Material for the task START

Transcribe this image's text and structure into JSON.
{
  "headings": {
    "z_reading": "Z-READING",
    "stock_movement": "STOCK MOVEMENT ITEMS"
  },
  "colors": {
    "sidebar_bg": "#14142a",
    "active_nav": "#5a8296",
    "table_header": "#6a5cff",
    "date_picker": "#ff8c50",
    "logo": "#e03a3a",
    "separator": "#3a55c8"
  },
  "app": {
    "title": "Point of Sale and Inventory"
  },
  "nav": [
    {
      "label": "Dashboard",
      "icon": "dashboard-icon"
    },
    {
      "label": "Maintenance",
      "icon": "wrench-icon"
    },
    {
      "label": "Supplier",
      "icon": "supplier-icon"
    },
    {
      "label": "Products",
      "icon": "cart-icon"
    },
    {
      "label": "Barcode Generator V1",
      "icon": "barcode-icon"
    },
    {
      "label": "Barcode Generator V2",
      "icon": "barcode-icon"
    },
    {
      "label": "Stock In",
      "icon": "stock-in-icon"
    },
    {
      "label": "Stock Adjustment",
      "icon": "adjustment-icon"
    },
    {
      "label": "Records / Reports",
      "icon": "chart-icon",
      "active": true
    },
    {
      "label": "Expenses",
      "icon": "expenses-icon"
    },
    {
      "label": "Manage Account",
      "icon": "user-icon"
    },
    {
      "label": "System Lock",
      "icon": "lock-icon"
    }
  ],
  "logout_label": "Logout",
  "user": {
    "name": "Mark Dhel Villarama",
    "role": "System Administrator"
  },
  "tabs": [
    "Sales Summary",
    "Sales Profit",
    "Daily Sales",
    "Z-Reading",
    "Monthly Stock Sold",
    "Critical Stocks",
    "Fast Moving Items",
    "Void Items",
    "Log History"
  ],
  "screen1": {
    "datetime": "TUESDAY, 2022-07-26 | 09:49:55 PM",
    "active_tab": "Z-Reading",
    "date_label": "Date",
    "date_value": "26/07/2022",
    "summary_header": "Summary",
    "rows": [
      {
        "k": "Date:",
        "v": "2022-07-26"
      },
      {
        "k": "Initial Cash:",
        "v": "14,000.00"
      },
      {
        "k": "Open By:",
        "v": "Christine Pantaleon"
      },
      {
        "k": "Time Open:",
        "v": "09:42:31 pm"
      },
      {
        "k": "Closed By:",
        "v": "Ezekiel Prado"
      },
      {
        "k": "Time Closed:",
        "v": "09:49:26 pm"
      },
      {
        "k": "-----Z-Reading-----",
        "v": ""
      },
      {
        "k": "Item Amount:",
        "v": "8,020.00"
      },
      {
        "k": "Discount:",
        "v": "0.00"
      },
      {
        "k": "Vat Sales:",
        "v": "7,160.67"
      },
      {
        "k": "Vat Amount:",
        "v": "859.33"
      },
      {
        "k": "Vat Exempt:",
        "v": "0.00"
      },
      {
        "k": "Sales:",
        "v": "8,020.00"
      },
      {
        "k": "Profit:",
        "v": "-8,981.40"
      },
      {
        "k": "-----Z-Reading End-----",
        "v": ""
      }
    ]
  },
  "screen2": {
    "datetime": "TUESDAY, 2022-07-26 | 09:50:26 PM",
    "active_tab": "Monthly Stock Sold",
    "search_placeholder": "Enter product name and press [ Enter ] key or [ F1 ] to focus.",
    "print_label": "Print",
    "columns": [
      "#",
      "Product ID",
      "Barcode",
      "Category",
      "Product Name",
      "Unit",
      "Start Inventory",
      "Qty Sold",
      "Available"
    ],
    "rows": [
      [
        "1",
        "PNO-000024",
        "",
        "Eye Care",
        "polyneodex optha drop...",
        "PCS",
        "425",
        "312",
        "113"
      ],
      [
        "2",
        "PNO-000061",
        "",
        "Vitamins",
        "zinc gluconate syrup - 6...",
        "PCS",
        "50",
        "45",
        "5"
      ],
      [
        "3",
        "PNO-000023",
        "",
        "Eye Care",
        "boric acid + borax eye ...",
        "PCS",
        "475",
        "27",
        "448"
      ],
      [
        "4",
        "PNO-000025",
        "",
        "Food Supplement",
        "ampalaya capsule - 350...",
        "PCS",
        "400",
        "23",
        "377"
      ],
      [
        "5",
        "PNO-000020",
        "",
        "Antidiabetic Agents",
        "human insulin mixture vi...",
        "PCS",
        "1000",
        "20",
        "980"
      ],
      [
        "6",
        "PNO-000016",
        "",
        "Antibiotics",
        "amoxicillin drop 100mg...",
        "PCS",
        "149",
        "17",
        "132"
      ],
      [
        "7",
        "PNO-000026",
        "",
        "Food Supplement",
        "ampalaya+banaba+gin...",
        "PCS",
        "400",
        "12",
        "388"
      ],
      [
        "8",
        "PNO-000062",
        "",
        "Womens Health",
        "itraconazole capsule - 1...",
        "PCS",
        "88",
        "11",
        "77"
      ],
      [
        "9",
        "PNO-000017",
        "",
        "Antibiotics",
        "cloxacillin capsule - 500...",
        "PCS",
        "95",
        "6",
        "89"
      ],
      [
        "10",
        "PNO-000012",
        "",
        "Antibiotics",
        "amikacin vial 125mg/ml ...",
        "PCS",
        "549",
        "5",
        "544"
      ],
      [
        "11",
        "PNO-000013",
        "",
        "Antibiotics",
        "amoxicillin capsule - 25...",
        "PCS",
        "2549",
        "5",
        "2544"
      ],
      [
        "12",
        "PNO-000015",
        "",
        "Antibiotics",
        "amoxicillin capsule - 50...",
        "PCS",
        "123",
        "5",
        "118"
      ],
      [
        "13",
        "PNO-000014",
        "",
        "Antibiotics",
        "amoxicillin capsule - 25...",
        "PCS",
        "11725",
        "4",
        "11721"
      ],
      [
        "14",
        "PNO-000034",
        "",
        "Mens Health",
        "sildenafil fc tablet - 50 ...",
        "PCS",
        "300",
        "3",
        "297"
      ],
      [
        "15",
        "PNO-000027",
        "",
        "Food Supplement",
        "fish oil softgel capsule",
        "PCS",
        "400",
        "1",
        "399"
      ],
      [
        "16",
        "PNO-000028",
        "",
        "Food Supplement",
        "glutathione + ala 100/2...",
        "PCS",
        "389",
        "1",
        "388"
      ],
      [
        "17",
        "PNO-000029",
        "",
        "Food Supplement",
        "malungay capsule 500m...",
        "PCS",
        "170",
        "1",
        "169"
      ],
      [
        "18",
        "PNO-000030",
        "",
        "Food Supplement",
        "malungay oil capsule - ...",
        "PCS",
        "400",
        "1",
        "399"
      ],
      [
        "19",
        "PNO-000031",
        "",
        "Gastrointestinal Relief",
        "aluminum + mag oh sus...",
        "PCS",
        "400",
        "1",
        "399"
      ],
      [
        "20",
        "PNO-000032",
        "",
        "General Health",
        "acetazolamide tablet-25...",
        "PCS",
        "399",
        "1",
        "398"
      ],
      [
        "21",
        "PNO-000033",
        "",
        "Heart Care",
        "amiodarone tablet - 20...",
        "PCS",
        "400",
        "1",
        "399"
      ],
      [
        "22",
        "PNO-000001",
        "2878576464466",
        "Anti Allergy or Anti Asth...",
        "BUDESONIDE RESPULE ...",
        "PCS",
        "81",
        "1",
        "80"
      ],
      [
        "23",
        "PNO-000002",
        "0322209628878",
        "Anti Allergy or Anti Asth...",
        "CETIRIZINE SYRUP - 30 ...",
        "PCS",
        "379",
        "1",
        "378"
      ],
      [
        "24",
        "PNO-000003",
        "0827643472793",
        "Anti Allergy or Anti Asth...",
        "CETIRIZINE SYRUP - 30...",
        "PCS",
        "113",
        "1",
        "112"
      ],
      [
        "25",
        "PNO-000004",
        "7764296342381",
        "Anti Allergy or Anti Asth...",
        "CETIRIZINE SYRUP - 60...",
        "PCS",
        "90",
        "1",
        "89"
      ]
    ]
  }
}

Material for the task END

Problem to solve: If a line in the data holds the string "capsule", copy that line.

Solution to this exercise:
        "ampalaya capsule - 350...",
        "itraconazole capsule - 1...",
        "cloxacillin capsule - 500...",
        "amoxicillin capsule - 25...",
        "amoxicillin capsule - 50...",
        "amoxicillin capsule - 25...",
        "fish oil softgel capsule",
        "malungay capsule 500m...",
        "malungay oil capsule - ...",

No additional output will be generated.